Items from an interface collection

_ _ _

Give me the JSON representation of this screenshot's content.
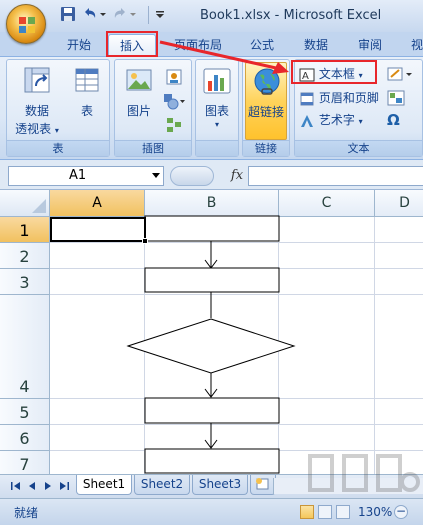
{
  "window": {
    "title": "Book1.xlsx - Microsoft Excel"
  },
  "tabs": [
    {
      "label": "开始"
    },
    {
      "label": "插入",
      "active": true
    },
    {
      "label": "页面布局"
    },
    {
      "label": "公式"
    },
    {
      "label": "数据"
    },
    {
      "label": "审阅"
    },
    {
      "label": "视"
    }
  ],
  "ribbon": {
    "groups": {
      "table": {
        "label": "表",
        "pivot_line1": "数据",
        "pivot_line2": "透视表",
        "table_btn": "表"
      },
      "illustrations": {
        "label": "插图",
        "picture_btn": "图片"
      },
      "charts": {
        "label": "",
        "chart_btn": "图表"
      },
      "links": {
        "label": "链接",
        "hyperlink_btn": "超链接"
      },
      "text": {
        "label": "文本",
        "textbox_btn": "文本框",
        "header_footer_btn": "页眉和页脚",
        "wordart_btn": "艺术字",
        "symbol_btn": "Ω"
      }
    }
  },
  "formula_bar": {
    "name_box": "A1",
    "fx": "fx",
    "value": ""
  },
  "grid": {
    "columns": [
      "A",
      "B",
      "C",
      "D"
    ],
    "rows": [
      "1",
      "2",
      "3",
      "4",
      "5",
      "6",
      "7"
    ],
    "selected_cell": "A1"
  },
  "sheets": [
    {
      "name": "Sheet1",
      "active": true
    },
    {
      "name": "Sheet2"
    },
    {
      "name": "Sheet3"
    }
  ],
  "status": {
    "text": "就绪",
    "zoom": "130%"
  },
  "colors": {
    "annotation_red": "#e8262b",
    "ribbon_text": "#15428b",
    "selected_header": "#f1c15f"
  }
}
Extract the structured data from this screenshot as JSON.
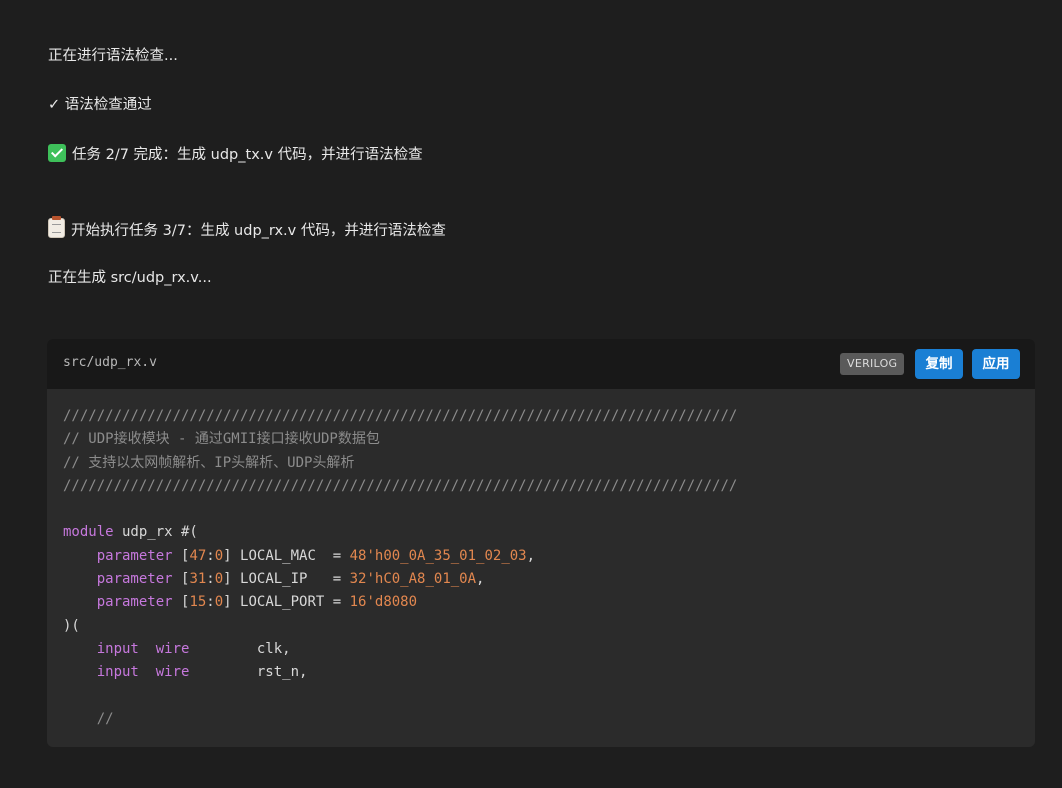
{
  "messages": {
    "syntax_checking": "正在进行语法检查...",
    "syntax_passed": "✓ 语法检查通过",
    "task2_done": "任务 2/7 完成：生成 udp_tx.v 代码，并进行语法检查",
    "task3_start": "开始执行任务 3/7：生成 udp_rx.v 代码，并进行语法检查",
    "generating": "正在生成 src/udp_rx.v..."
  },
  "icons": {
    "task2_done": "check-mark-button-icon",
    "task3_start": "clipboard-icon"
  },
  "code_block": {
    "filename": "src/udp_rx.v",
    "language": "VERILOG",
    "copy_label": "复制",
    "apply_label": "应用",
    "lines": [
      [
        {
          "t": "////////////////////////////////////////////////////////////////////////////////",
          "c": "comment"
        }
      ],
      [
        {
          "t": "// UDP接收模块 - 通过GMII接口接收UDP数据包",
          "c": "comment"
        }
      ],
      [
        {
          "t": "// 支持以太网帧解析、IP头解析、UDP头解析",
          "c": "comment"
        }
      ],
      [
        {
          "t": "////////////////////////////////////////////////////////////////////////////////",
          "c": "comment"
        }
      ],
      [],
      [
        {
          "t": "module",
          "c": "kw"
        },
        {
          "t": " udp_rx #(",
          "c": "plain"
        }
      ],
      [
        {
          "t": "    ",
          "c": "plain"
        },
        {
          "t": "parameter",
          "c": "kw"
        },
        {
          "t": " [",
          "c": "plain"
        },
        {
          "t": "47",
          "c": "num"
        },
        {
          "t": ":",
          "c": "plain"
        },
        {
          "t": "0",
          "c": "num"
        },
        {
          "t": "] LOCAL_MAC  = ",
          "c": "plain"
        },
        {
          "t": "48'h00_0A_35_01_02_03",
          "c": "num"
        },
        {
          "t": ",",
          "c": "plain"
        }
      ],
      [
        {
          "t": "    ",
          "c": "plain"
        },
        {
          "t": "parameter",
          "c": "kw"
        },
        {
          "t": " [",
          "c": "plain"
        },
        {
          "t": "31",
          "c": "num"
        },
        {
          "t": ":",
          "c": "plain"
        },
        {
          "t": "0",
          "c": "num"
        },
        {
          "t": "] LOCAL_IP   = ",
          "c": "plain"
        },
        {
          "t": "32'hC0_A8_01_0A",
          "c": "num"
        },
        {
          "t": ",",
          "c": "plain"
        }
      ],
      [
        {
          "t": "    ",
          "c": "plain"
        },
        {
          "t": "parameter",
          "c": "kw"
        },
        {
          "t": " [",
          "c": "plain"
        },
        {
          "t": "15",
          "c": "num"
        },
        {
          "t": ":",
          "c": "plain"
        },
        {
          "t": "0",
          "c": "num"
        },
        {
          "t": "] LOCAL_PORT = ",
          "c": "plain"
        },
        {
          "t": "16'd8080",
          "c": "num"
        }
      ],
      [
        {
          "t": ")(",
          "c": "plain"
        }
      ],
      [
        {
          "t": "    ",
          "c": "plain"
        },
        {
          "t": "input",
          "c": "kw"
        },
        {
          "t": "  ",
          "c": "plain"
        },
        {
          "t": "wire",
          "c": "kw"
        },
        {
          "t": "        clk,",
          "c": "plain"
        }
      ],
      [
        {
          "t": "    ",
          "c": "plain"
        },
        {
          "t": "input",
          "c": "kw"
        },
        {
          "t": "  ",
          "c": "plain"
        },
        {
          "t": "wire",
          "c": "kw"
        },
        {
          "t": "        rst_n,",
          "c": "plain"
        }
      ],
      [],
      [
        {
          "t": "    //",
          "c": "comment"
        }
      ]
    ]
  }
}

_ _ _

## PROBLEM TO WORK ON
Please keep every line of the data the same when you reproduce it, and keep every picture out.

## RESULT
Give me the JSON representation of this screenshot's content.
{
  "window": {
    "title": "Book1.xlsx - Microsoft Excel"
  },
  "tabs": [
    {
      "label": "开始"
    },
    {
      "label": "插入",
      "active": true
    },
    {
      "label": "页面布局"
    },
    {
      "label": "公式"
    },
    {
      "label": "数据"
    },
    {
      "label": "审阅"
    },
    {
      "label": "视"
    }
  ],
  "ribbon": {
    "groups": {
      "table": {
        "label": "表",
        "pivot_line1": "数据",
        "pivot_line2": "透视表",
        "table_btn": "表"
      },
      "illustrations": {
        "label": "插图",
        "picture_btn": "图片"
      },
      "charts": {
        "label": "",
        "chart_btn": "图表"
      },
      "links": {
        "label": "链接",
        "hyperlink_btn": "超链接"
      },
      "text": {
        "label": "文本",
        "textbox_btn": "文本框",
        "header_footer_btn": "页眉和页脚",
        "wordart_btn": "艺术字",
        "symbol_btn": "Ω"
      }
    }
  },
  "formula_bar": {
    "name_box": "A1",
    "fx": "fx",
    "value": ""
  },
  "grid": {
    "columns": [
      "A",
      "B",
      "C",
      "D"
    ],
    "rows": [
      "1",
      "2",
      "3",
      "4",
      "5",
      "6",
      "7"
    ],
    "selected_cell": "A1"
  },
  "sheets": [
    {
      "name": "Sheet1",
      "active": true
    },
    {
      "name": "Sheet2"
    },
    {
      "name": "Sheet3"
    }
  ],
  "status": {
    "text": "就绪",
    "zoom": "130%"
  },
  "colors": {
    "annotation_red": "#e8262b",
    "ribbon_text": "#15428b",
    "selected_header": "#f1c15f"
  }
}
Extract the structured data from this screenshot as JSON.
{
  "messages": {
    "syntax_checking": "正在进行语法检查...",
    "syntax_passed": "✓ 语法检查通过",
    "task2_done": "任务 2/7 完成：生成 udp_tx.v 代码，并进行语法检查",
    "task3_start": "开始执行任务 3/7：生成 udp_rx.v 代码，并进行语法检查",
    "generating": "正在生成 src/udp_rx.v..."
  },
  "icons": {
    "task2_done": "check-mark-button-icon",
    "task3_start": "clipboard-icon"
  },
  "code_block": {
    "filename": "src/udp_rx.v",
    "language": "VERILOG",
    "copy_label": "复制",
    "apply_label": "应用",
    "lines": [
      [
        {
          "t": "////////////////////////////////////////////////////////////////////////////////",
          "c": "comment"
        }
      ],
      [
        {
          "t": "// UDP接收模块 - 通过GMII接口接收UDP数据包",
          "c": "comment"
        }
      ],
      [
        {
          "t": "// 支持以太网帧解析、IP头解析、UDP头解析",
          "c": "comment"
        }
      ],
      [
        {
          "t": "////////////////////////////////////////////////////////////////////////////////",
          "c": "comment"
        }
      ],
      [],
      [
        {
          "t": "module",
          "c": "kw"
        },
        {
          "t": " udp_rx #(",
          "c": "plain"
        }
      ],
      [
        {
          "t": "    ",
          "c": "plain"
        },
        {
          "t": "parameter",
          "c": "kw"
        },
        {
          "t": " [",
          "c": "plain"
        },
        {
          "t": "47",
          "c": "num"
        },
        {
          "t": ":",
          "c": "plain"
        },
        {
          "t": "0",
          "c": "num"
        },
        {
          "t": "] LOCAL_MAC  = ",
          "c": "plain"
        },
        {
          "t": "48'h00_0A_35_01_02_03",
          "c": "num"
        },
        {
          "t": ",",
          "c": "plain"
        }
      ],
      [
        {
          "t": "    ",
          "c": "plain"
        },
        {
          "t": "parameter",
          "c": "kw"
        },
        {
          "t": " [",
          "c": "plain"
        },
        {
          "t": "31",
          "c": "num"
        },
        {
          "t": ":",
          "c": "plain"
        },
        {
          "t": "0",
          "c": "num"
        },
        {
          "t": "] LOCAL_IP   = ",
          "c": "plain"
        },
        {
          "t": "32'hC0_A8_01_0A",
          "c": "num"
        },
        {
          "t": ",",
          "c": "plain"
        }
      ],
      [
        {
          "t": "    ",
          "c": "plain"
        },
        {
          "t": "parameter",
          "c": "kw"
        },
        {
          "t": " [",
          "c": "plain"
        },
        {
          "t": "15",
          "c": "num"
        },
        {
          "t": ":",
          "c": "plain"
        },
        {
          "t": "0",
          "c": "num"
        },
        {
          "t": "] LOCAL_PORT = ",
          "c": "plain"
        },
        {
          "t": "16'd8080",
          "c": "num"
        }
      ],
      [
        {
          "t": ")(",
          "c": "plain"
        }
      ],
      [
        {
          "t": "    ",
          "c": "plain"
        },
        {
          "t": "input",
          "c": "kw"
        },
        {
          "t": "  ",
          "c": "plain"
        },
        {
          "t": "wire",
          "c": "kw"
        },
        {
          "t": "        clk,",
          "c": "plain"
        }
      ],
      [
        {
          "t": "    ",
          "c": "plain"
        },
        {
          "t": "input",
          "c": "kw"
        },
        {
          "t": "  ",
          "c": "plain"
        },
        {
          "t": "wire",
          "c": "kw"
        },
        {
          "t": "        rst_n,",
          "c": "plain"
        }
      ],
      [],
      [
        {
          "t": "    //",
          "c": "comment"
        }
      ]
    ]
  }
}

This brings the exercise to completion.